__Exercise__
Using the data below, copy out all lines with the word "Tien".

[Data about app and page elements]
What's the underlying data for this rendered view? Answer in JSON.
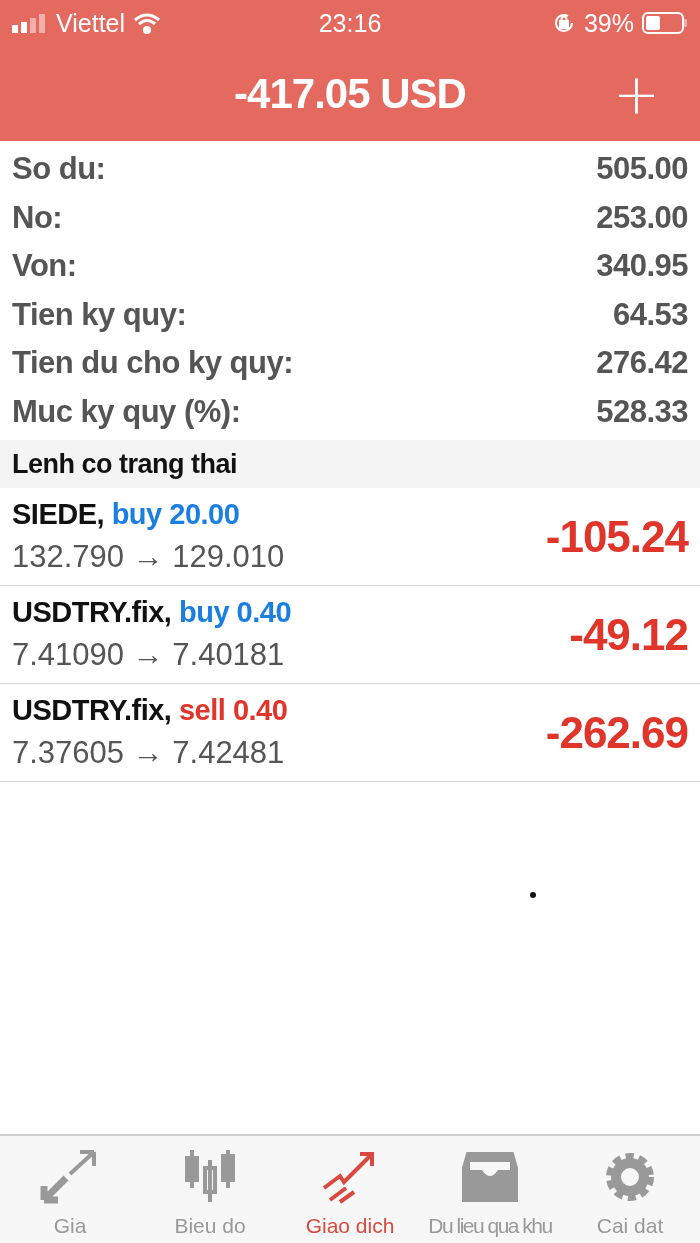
{
  "status_bar": {
    "carrier": "Viettel",
    "time": "23:16",
    "battery": "39%"
  },
  "header": {
    "title": "-417.05 USD",
    "add": "+"
  },
  "summary": [
    {
      "label": "So du:",
      "value": "505.00"
    },
    {
      "label": "No:",
      "value": "253.00"
    },
    {
      "label": "Von:",
      "value": "340.95"
    },
    {
      "label": "Tien ky quy:",
      "value": "64.53"
    },
    {
      "label": "Tien du cho ky quy:",
      "value": "276.42"
    },
    {
      "label": "Muc ky quy (%):",
      "value": "528.33"
    }
  ],
  "section_title": "Lenh co trang thai",
  "orders": [
    {
      "symbol": "SIEDE,",
      "kind": "buy",
      "action": "buy 20.00",
      "prices": "132.790 → 129.010",
      "profit": "-105.24"
    },
    {
      "symbol": "USDTRY.fix,",
      "kind": "buy",
      "action": "buy 0.40",
      "prices": "7.41090 → 7.40181",
      "profit": "-49.12"
    },
    {
      "symbol": "USDTRY.fix,",
      "kind": "sell",
      "action": "sell 0.40",
      "prices": "7.37605 → 7.42481",
      "profit": "-262.69"
    }
  ],
  "tabs": [
    {
      "label": "Gia",
      "selected": false
    },
    {
      "label": "Bieu do",
      "selected": false
    },
    {
      "label": "Giao dich",
      "selected": true
    },
    {
      "label": "Du lieu qua khu",
      "selected": false
    },
    {
      "label": "Cai dat",
      "selected": false
    }
  ]
}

__Answer space__
      "label": "Tien ky quy:",
      "label": "Tien du cho ky quy:",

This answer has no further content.